**Task item**
Some lines in the data below hold the string "placeholder". Report how many, as a bare number.

Dataset items:
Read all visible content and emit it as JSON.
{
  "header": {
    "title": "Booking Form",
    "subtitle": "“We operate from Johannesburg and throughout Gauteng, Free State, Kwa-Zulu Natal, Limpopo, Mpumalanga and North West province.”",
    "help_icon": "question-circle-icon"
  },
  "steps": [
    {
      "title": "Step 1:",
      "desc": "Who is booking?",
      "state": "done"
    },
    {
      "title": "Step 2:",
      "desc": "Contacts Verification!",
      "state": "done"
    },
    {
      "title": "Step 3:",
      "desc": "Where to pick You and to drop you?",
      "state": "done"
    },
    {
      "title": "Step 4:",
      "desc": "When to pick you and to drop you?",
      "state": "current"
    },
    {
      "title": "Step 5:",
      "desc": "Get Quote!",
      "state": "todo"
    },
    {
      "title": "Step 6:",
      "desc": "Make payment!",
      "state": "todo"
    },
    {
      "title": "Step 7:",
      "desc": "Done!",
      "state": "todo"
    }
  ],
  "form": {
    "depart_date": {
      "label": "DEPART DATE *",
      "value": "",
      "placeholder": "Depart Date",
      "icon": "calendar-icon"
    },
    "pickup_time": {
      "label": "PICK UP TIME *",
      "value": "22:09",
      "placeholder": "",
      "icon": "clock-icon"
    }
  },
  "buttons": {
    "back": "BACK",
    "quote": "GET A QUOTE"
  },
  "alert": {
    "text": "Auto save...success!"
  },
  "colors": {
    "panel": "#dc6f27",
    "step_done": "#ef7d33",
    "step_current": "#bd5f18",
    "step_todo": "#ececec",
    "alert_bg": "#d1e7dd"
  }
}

**Response to this exercise**
2